START Records for this exercise
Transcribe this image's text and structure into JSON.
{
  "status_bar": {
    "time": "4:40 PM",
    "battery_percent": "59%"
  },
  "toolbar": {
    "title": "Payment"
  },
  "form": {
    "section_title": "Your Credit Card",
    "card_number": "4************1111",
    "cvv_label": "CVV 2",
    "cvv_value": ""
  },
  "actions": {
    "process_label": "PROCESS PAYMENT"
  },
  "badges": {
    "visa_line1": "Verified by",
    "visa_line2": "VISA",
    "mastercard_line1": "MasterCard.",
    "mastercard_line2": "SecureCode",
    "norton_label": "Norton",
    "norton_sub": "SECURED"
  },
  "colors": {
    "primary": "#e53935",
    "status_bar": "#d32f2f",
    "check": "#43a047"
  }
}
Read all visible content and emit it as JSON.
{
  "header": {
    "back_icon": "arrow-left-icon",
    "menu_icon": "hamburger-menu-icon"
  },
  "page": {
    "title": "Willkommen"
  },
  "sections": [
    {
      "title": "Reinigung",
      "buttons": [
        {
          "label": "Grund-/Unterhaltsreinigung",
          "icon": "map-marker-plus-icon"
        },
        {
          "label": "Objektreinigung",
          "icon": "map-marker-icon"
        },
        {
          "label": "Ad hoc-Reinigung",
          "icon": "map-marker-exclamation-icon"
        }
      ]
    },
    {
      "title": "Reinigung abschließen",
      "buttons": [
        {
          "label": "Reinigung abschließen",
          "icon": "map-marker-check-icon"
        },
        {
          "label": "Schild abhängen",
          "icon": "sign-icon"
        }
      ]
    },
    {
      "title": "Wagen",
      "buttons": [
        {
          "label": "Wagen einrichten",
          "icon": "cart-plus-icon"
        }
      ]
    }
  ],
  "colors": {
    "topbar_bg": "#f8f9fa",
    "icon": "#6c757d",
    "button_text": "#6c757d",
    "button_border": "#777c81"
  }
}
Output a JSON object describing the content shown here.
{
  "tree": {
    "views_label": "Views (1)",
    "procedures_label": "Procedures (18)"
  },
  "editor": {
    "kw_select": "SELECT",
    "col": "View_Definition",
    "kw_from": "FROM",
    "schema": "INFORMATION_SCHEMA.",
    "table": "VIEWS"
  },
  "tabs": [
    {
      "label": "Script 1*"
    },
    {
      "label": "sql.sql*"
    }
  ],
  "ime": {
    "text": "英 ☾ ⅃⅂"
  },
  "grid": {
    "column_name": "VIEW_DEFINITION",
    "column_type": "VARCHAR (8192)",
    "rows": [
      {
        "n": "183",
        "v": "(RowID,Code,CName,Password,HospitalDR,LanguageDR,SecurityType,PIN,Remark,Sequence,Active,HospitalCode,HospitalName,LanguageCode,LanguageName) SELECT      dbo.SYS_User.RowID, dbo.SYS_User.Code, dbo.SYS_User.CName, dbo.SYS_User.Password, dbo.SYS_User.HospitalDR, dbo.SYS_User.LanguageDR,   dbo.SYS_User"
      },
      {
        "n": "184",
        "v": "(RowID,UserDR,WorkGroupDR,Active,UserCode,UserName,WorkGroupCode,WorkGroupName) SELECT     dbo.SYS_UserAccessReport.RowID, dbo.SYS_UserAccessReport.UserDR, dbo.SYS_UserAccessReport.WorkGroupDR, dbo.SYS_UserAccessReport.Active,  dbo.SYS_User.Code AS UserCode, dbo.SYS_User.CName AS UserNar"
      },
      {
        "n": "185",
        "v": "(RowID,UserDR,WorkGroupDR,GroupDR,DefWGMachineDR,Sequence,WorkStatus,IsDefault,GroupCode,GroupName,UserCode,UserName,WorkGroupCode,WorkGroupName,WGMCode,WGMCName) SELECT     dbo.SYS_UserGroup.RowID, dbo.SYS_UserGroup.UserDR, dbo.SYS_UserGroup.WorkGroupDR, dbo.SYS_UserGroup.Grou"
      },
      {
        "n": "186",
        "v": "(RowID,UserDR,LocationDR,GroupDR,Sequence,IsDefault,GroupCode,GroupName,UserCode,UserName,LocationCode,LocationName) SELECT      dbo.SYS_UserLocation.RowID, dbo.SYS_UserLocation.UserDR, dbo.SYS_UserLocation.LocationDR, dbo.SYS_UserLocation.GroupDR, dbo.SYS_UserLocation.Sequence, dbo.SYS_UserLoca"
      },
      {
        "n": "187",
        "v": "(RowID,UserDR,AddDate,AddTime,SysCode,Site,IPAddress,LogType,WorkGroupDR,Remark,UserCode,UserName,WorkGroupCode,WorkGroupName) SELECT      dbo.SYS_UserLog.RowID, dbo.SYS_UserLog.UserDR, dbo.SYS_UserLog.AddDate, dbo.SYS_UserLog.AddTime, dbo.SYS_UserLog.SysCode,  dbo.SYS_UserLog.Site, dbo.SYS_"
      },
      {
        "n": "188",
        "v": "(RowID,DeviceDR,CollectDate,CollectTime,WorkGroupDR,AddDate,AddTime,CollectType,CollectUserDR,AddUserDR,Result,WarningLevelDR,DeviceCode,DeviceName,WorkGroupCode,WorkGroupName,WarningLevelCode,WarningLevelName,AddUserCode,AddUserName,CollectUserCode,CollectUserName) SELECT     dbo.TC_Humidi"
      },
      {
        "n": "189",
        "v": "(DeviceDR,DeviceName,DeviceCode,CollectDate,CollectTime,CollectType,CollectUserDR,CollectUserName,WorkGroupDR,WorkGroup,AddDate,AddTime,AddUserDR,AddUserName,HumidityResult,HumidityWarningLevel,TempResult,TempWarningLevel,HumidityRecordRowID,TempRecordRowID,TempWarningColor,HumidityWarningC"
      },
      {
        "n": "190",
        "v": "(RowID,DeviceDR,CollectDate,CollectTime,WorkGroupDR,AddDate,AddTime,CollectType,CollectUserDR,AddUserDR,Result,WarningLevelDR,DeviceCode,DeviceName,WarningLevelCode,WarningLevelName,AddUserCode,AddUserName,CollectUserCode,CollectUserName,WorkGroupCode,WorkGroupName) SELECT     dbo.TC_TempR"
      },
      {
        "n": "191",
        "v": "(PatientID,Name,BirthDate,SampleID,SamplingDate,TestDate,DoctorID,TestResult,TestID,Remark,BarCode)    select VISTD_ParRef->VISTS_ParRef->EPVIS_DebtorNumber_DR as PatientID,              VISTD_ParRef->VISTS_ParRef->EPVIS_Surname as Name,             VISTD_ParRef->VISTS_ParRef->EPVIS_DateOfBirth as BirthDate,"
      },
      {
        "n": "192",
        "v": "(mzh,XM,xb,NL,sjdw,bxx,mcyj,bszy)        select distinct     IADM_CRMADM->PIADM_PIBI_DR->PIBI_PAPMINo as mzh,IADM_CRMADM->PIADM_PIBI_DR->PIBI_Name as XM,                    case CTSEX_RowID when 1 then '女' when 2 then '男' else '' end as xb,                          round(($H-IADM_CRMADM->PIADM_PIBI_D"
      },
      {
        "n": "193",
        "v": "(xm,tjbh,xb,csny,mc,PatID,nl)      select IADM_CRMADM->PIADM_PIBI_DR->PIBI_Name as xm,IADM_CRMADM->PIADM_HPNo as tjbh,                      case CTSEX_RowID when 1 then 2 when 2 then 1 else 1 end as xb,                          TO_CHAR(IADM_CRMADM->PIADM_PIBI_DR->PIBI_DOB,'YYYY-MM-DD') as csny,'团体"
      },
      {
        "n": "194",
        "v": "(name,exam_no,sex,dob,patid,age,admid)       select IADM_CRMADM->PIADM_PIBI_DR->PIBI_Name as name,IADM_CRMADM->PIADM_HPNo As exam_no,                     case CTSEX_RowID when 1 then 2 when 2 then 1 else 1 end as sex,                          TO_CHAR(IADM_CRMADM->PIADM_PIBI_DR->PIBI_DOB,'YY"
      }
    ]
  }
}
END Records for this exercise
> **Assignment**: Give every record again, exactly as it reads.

> **Exercise answer**:
Transcribe this image's text and structure into JSON.
{
  "status_bar": {
    "time": "4:40 PM",
    "battery_percent": "59%"
  },
  "toolbar": {
    "title": "Payment"
  },
  "form": {
    "section_title": "Your Credit Card",
    "card_number": "4************1111",
    "cvv_label": "CVV 2",
    "cvv_value": ""
  },
  "actions": {
    "process_label": "PROCESS PAYMENT"
  },
  "badges": {
    "visa_line1": "Verified by",
    "visa_line2": "VISA",
    "mastercard_line1": "MasterCard.",
    "mastercard_line2": "SecureCode",
    "norton_label": "Norton",
    "norton_sub": "SECURED"
  },
  "colors": {
    "primary": "#e53935",
    "status_bar": "#d32f2f",
    "check": "#43a047"
  }
}
Read all visible content and emit it as JSON.
{
  "header": {
    "back_icon": "arrow-left-icon",
    "menu_icon": "hamburger-menu-icon"
  },
  "page": {
    "title": "Willkommen"
  },
  "sections": [
    {
      "title": "Reinigung",
      "buttons": [
        {
          "label": "Grund-/Unterhaltsreinigung",
          "icon": "map-marker-plus-icon"
        },
        {
          "label": "Objektreinigung",
          "icon": "map-marker-icon"
        },
        {
          "label": "Ad hoc-Reinigung",
          "icon": "map-marker-exclamation-icon"
        }
      ]
    },
    {
      "title": "Reinigung abschließen",
      "buttons": [
        {
          "label": "Reinigung abschließen",
          "icon": "map-marker-check-icon"
        },
        {
          "label": "Schild abhängen",
          "icon": "sign-icon"
        }
      ]
    },
    {
      "title": "Wagen",
      "buttons": [
        {
          "label": "Wagen einrichten",
          "icon": "cart-plus-icon"
        }
      ]
    }
  ],
  "colors": {
    "topbar_bg": "#f8f9fa",
    "icon": "#6c757d",
    "button_text": "#6c757d",
    "button_border": "#777c81"
  }
}
Output a JSON object describing the content shown here.
{
  "tree": {
    "views_label": "Views (1)",
    "procedures_label": "Procedures (18)"
  },
  "editor": {
    "kw_select": "SELECT",
    "col": "View_Definition",
    "kw_from": "FROM",
    "schema": "INFORMATION_SCHEMA.",
    "table": "VIEWS"
  },
  "tabs": [
    {
      "label": "Script 1*"
    },
    {
      "label": "sql.sql*"
    }
  ],
  "ime": {
    "text": "英 ☾ ⅃⅂"
  },
  "grid": {
    "column_name": "VIEW_DEFINITION",
    "column_type": "VARCHAR (8192)",
    "rows": [
      {
        "n": "183",
        "v": "(RowID,Code,CName,Password,HospitalDR,LanguageDR,SecurityType,PIN,Remark,Sequence,Active,HospitalCode,HospitalName,LanguageCode,LanguageName) SELECT      dbo.SYS_User.RowID, dbo.SYS_User.Code, dbo.SYS_User.CName, dbo.SYS_User.Password, dbo.SYS_User.HospitalDR, dbo.SYS_User.LanguageDR,   dbo.SYS_User"
      },
      {
        "n": "184",
        "v": "(RowID,UserDR,WorkGroupDR,Active,UserCode,UserName,WorkGroupCode,WorkGroupName) SELECT     dbo.SYS_UserAccessReport.RowID, dbo.SYS_UserAccessReport.UserDR, dbo.SYS_UserAccessReport.WorkGroupDR, dbo.SYS_UserAccessReport.Active,  dbo.SYS_User.Code AS UserCode, dbo.SYS_User.CName AS UserNar"
      },
      {
        "n": "185",
        "v": "(RowID,UserDR,WorkGroupDR,GroupDR,DefWGMachineDR,Sequence,WorkStatus,IsDefault,GroupCode,GroupName,UserCode,UserName,WorkGroupCode,WorkGroupName,WGMCode,WGMCName) SELECT     dbo.SYS_UserGroup.RowID, dbo.SYS_UserGroup.UserDR, dbo.SYS_UserGroup.WorkGroupDR, dbo.SYS_UserGroup.Grou"
      },
      {
        "n": "186",
        "v": "(RowID,UserDR,LocationDR,GroupDR,Sequence,IsDefault,GroupCode,GroupName,UserCode,UserName,LocationCode,LocationName) SELECT      dbo.SYS_UserLocation.RowID, dbo.SYS_UserLocation.UserDR, dbo.SYS_UserLocation.LocationDR, dbo.SYS_UserLocation.GroupDR, dbo.SYS_UserLocation.Sequence, dbo.SYS_UserLoca"
      },
      {
        "n": "187",
        "v": "(RowID,UserDR,AddDate,AddTime,SysCode,Site,IPAddress,LogType,WorkGroupDR,Remark,UserCode,UserName,WorkGroupCode,WorkGroupName) SELECT      dbo.SYS_UserLog.RowID, dbo.SYS_UserLog.UserDR, dbo.SYS_UserLog.AddDate, dbo.SYS_UserLog.AddTime, dbo.SYS_UserLog.SysCode,  dbo.SYS_UserLog.Site, dbo.SYS_"
      },
      {
        "n": "188",
        "v": "(RowID,DeviceDR,CollectDate,CollectTime,WorkGroupDR,AddDate,AddTime,CollectType,CollectUserDR,AddUserDR,Result,WarningLevelDR,DeviceCode,DeviceName,WorkGroupCode,WorkGroupName,WarningLevelCode,WarningLevelName,AddUserCode,AddUserName,CollectUserCode,CollectUserName) SELECT     dbo.TC_Humidi"
      },
      {
        "n": "189",
        "v": "(DeviceDR,DeviceName,DeviceCode,CollectDate,CollectTime,CollectType,CollectUserDR,CollectUserName,WorkGroupDR,WorkGroup,AddDate,AddTime,AddUserDR,AddUserName,HumidityResult,HumidityWarningLevel,TempResult,TempWarningLevel,HumidityRecordRowID,TempRecordRowID,TempWarningColor,HumidityWarningC"
      },
      {
        "n": "190",
        "v": "(RowID,DeviceDR,CollectDate,CollectTime,WorkGroupDR,AddDate,AddTime,CollectType,CollectUserDR,AddUserDR,Result,WarningLevelDR,DeviceCode,DeviceName,WarningLevelCode,WarningLevelName,AddUserCode,AddUserName,CollectUserCode,CollectUserName,WorkGroupCode,WorkGroupName) SELECT     dbo.TC_TempR"
      },
      {
        "n": "191",
        "v": "(PatientID,Name,BirthDate,SampleID,SamplingDate,TestDate,DoctorID,TestResult,TestID,Remark,BarCode)    select VISTD_ParRef->VISTS_ParRef->EPVIS_DebtorNumber_DR as PatientID,              VISTD_ParRef->VISTS_ParRef->EPVIS_Surname as Name,             VISTD_ParRef->VISTS_ParRef->EPVIS_DateOfBirth as BirthDate,"
      },
      {
        "n": "192",
        "v": "(mzh,XM,xb,NL,sjdw,bxx,mcyj,bszy)        select distinct     IADM_CRMADM->PIADM_PIBI_DR->PIBI_PAPMINo as mzh,IADM_CRMADM->PIADM_PIBI_DR->PIBI_Name as XM,                    case CTSEX_RowID when 1 then '女' when 2 then '男' else '' end as xb,                          round(($H-IADM_CRMADM->PIADM_PIBI_D"
      },
      {
        "n": "193",
        "v": "(xm,tjbh,xb,csny,mc,PatID,nl)      select IADM_CRMADM->PIADM_PIBI_DR->PIBI_Name as xm,IADM_CRMADM->PIADM_HPNo as tjbh,                      case CTSEX_RowID when 1 then 2 when 2 then 1 else 1 end as xb,                          TO_CHAR(IADM_CRMADM->PIADM_PIBI_DR->PIBI_DOB,'YYYY-MM-DD') as csny,'团体"
      },
      {
        "n": "194",
        "v": "(name,exam_no,sex,dob,patid,age,admid)       select IADM_CRMADM->PIADM_PIBI_DR->PIBI_Name as name,IADM_CRMADM->PIADM_HPNo As exam_no,                     case CTSEX_RowID when 1 then 2 when 2 then 1 else 1 end as sex,                          TO_CHAR(IADM_CRMADM->PIADM_PIBI_DR->PIBI_DOB,'YY"
      }
    ]
  }
}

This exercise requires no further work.